WORK ORDER —
Your task is to filter the entries and copy every line containing the string "back".

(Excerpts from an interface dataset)

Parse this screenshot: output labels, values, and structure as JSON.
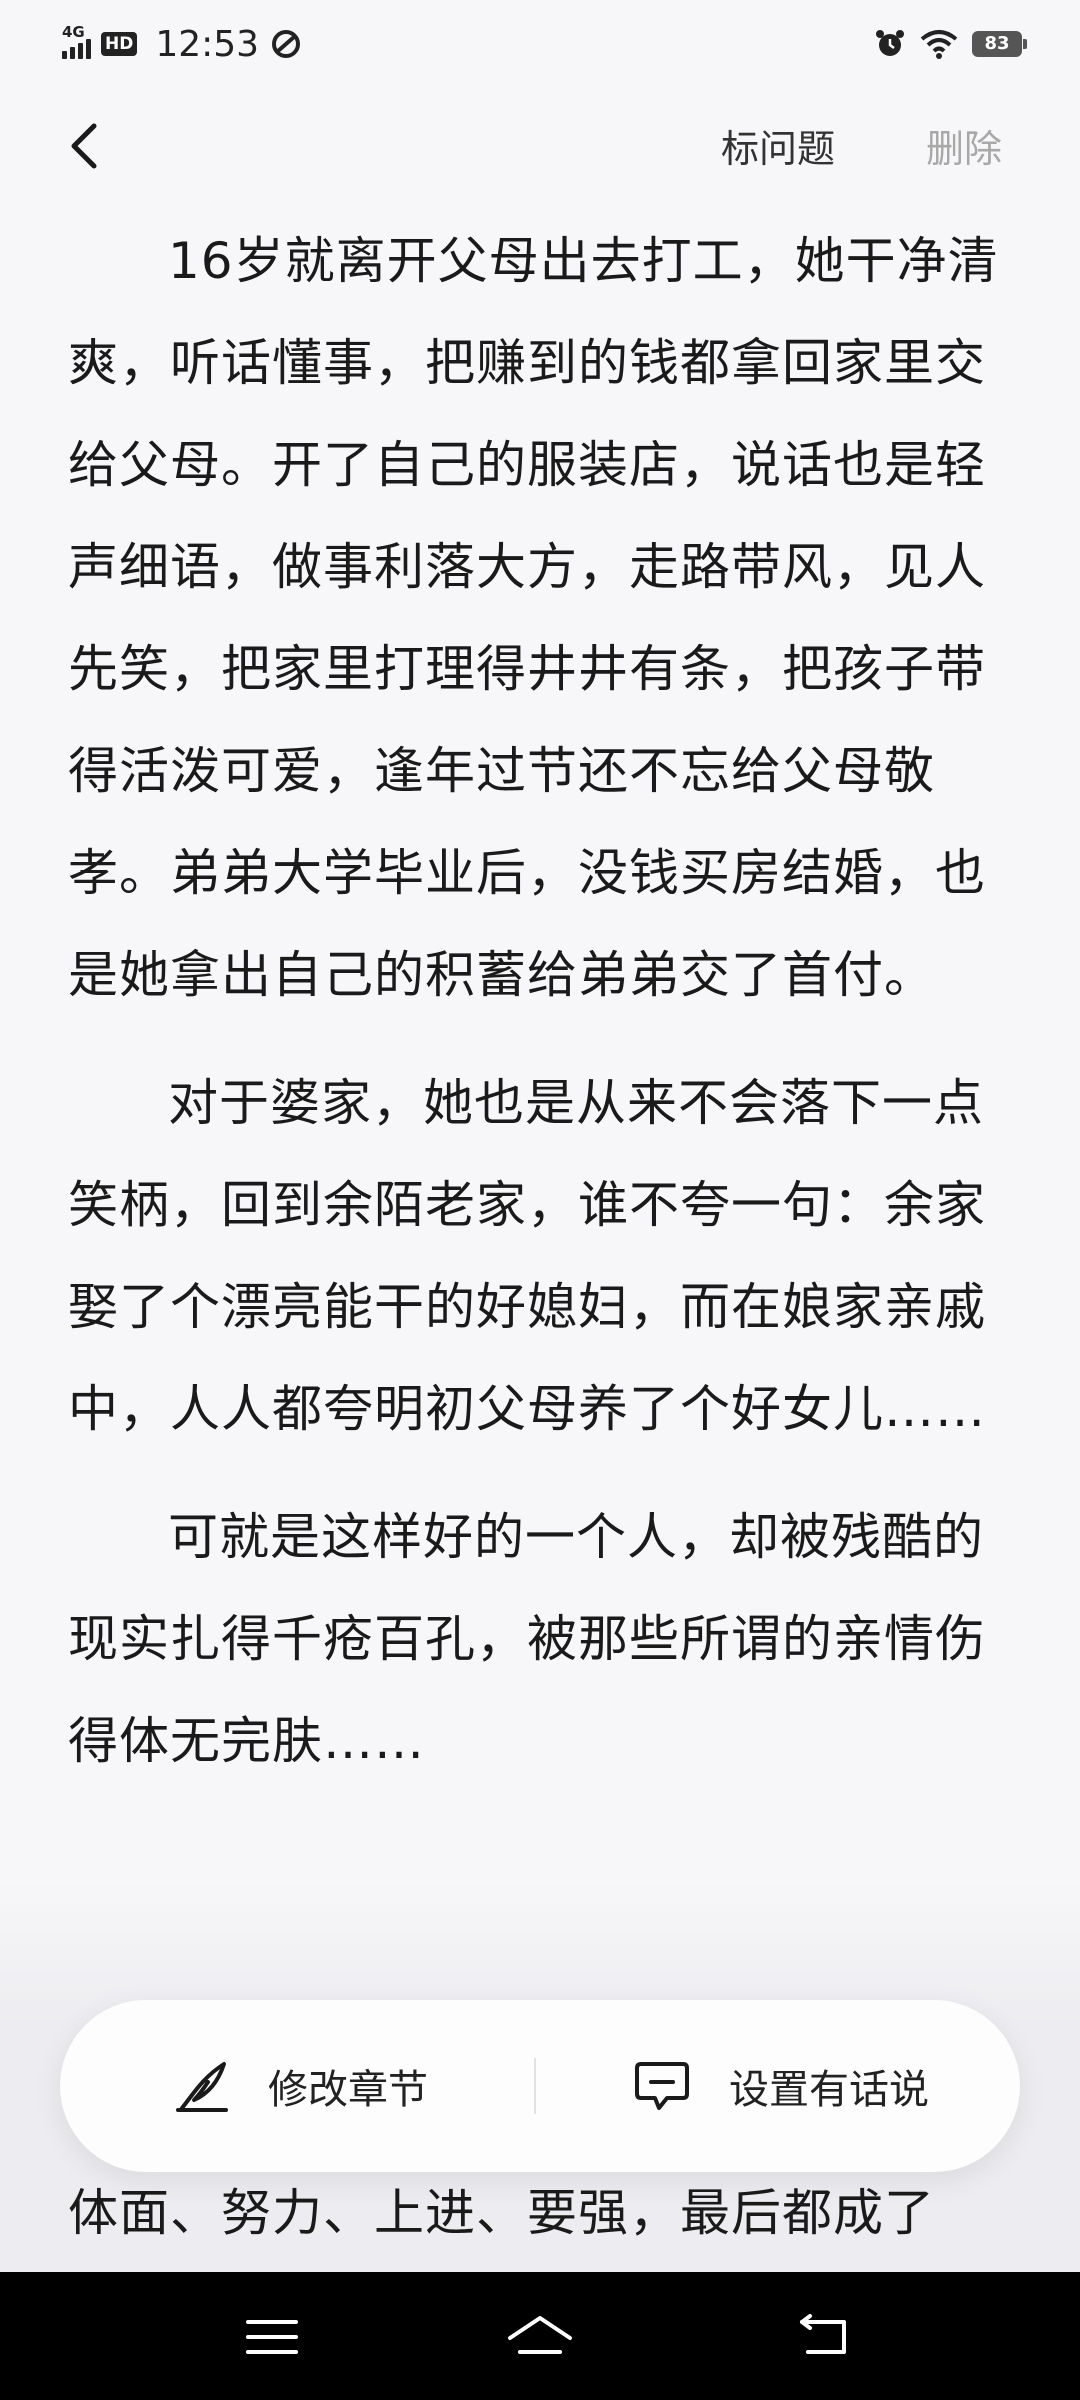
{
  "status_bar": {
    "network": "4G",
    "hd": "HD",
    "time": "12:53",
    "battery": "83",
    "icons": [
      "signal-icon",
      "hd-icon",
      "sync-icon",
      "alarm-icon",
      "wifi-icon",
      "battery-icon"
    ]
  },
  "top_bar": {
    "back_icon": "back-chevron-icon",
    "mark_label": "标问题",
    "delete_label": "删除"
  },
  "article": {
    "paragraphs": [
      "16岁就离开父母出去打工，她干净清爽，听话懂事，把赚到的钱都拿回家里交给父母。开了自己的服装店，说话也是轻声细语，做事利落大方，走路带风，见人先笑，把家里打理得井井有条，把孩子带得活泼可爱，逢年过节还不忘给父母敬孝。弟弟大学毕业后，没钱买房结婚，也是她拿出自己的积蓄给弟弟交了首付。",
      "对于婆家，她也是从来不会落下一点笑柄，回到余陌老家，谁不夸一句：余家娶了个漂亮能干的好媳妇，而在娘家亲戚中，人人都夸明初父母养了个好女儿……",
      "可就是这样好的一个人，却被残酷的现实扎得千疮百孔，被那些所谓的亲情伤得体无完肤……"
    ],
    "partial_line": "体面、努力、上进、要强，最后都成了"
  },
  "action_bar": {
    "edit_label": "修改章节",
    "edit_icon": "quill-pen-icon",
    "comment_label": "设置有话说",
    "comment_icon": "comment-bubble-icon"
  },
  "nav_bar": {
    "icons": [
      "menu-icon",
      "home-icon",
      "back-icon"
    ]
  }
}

RESPONSE BOX —
    "back_icon": "back-chevron-icon",
      "back-icon"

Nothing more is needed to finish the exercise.